DATA RECORDS Block Start

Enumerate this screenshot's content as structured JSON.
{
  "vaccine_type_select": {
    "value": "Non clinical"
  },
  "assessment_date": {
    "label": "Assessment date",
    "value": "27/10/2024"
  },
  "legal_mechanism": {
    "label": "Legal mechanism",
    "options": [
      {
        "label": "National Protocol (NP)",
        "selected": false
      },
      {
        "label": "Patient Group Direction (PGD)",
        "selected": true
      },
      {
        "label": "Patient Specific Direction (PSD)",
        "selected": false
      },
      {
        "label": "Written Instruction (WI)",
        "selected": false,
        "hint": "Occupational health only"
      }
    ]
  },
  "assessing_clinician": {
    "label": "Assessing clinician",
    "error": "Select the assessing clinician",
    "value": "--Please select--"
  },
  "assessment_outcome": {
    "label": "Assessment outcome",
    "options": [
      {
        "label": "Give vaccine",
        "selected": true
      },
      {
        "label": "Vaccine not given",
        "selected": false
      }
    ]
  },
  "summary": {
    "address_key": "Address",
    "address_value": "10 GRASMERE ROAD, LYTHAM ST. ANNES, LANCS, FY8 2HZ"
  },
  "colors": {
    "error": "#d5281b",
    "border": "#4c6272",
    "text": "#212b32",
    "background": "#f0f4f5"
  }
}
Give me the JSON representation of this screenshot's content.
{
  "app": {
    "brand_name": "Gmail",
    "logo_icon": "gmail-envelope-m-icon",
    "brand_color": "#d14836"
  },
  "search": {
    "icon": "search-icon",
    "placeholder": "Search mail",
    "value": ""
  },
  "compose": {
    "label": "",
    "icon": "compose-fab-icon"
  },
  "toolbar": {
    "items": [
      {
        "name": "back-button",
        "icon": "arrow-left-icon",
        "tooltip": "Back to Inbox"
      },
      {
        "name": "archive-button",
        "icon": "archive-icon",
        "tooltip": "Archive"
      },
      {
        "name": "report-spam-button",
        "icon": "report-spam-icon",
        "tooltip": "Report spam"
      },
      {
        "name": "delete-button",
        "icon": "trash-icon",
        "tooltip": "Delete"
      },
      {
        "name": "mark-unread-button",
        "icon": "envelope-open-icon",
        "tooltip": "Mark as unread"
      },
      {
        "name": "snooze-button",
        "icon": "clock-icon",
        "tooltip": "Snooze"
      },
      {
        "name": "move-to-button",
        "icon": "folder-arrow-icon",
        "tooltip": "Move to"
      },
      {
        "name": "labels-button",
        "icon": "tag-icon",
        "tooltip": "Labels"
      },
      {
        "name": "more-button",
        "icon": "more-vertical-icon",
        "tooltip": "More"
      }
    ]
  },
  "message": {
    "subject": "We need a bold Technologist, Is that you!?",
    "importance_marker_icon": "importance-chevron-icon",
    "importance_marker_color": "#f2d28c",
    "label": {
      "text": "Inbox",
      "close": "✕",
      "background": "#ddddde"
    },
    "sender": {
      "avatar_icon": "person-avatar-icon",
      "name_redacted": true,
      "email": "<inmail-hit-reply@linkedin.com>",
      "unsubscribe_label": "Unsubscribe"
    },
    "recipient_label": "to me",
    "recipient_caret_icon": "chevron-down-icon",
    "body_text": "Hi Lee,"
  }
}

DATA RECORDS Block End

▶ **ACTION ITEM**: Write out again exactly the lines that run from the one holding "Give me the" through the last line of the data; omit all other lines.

▶ **ANSWER FOR THIS EXERCISE**:
Give me the JSON representation of this screenshot's content.
{
  "app": {
    "brand_name": "Gmail",
    "logo_icon": "gmail-envelope-m-icon",
    "brand_color": "#d14836"
  },
  "search": {
    "icon": "search-icon",
    "placeholder": "Search mail",
    "value": ""
  },
  "compose": {
    "label": "",
    "icon": "compose-fab-icon"
  },
  "toolbar": {
    "items": [
      {
        "name": "back-button",
        "icon": "arrow-left-icon",
        "tooltip": "Back to Inbox"
      },
      {
        "name": "archive-button",
        "icon": "archive-icon",
        "tooltip": "Archive"
      },
      {
        "name": "report-spam-button",
        "icon": "report-spam-icon",
        "tooltip": "Report spam"
      },
      {
        "name": "delete-button",
        "icon": "trash-icon",
        "tooltip": "Delete"
      },
      {
        "name": "mark-unread-button",
        "icon": "envelope-open-icon",
        "tooltip": "Mark as unread"
      },
      {
        "name": "snooze-button",
        "icon": "clock-icon",
        "tooltip": "Snooze"
      },
      {
        "name": "move-to-button",
        "icon": "folder-arrow-icon",
        "tooltip": "Move to"
      },
      {
        "name": "labels-button",
        "icon": "tag-icon",
        "tooltip": "Labels"
      },
      {
        "name": "more-button",
        "icon": "more-vertical-icon",
        "tooltip": "More"
      }
    ]
  },
  "message": {
    "subject": "We need a bold Technologist, Is that you!?",
    "importance_marker_icon": "importance-chevron-icon",
    "importance_marker_color": "#f2d28c",
    "label": {
      "text": "Inbox",
      "close": "✕",
      "background": "#ddddde"
    },
    "sender": {
      "avatar_icon": "person-avatar-icon",
      "name_redacted": true,
      "email": "<inmail-hit-reply@linkedin.com>",
      "unsubscribe_label": "Unsubscribe"
    },
    "recipient_label": "to me",
    "recipient_caret_icon": "chevron-down-icon",
    "body_text": "Hi Lee,"
  }
}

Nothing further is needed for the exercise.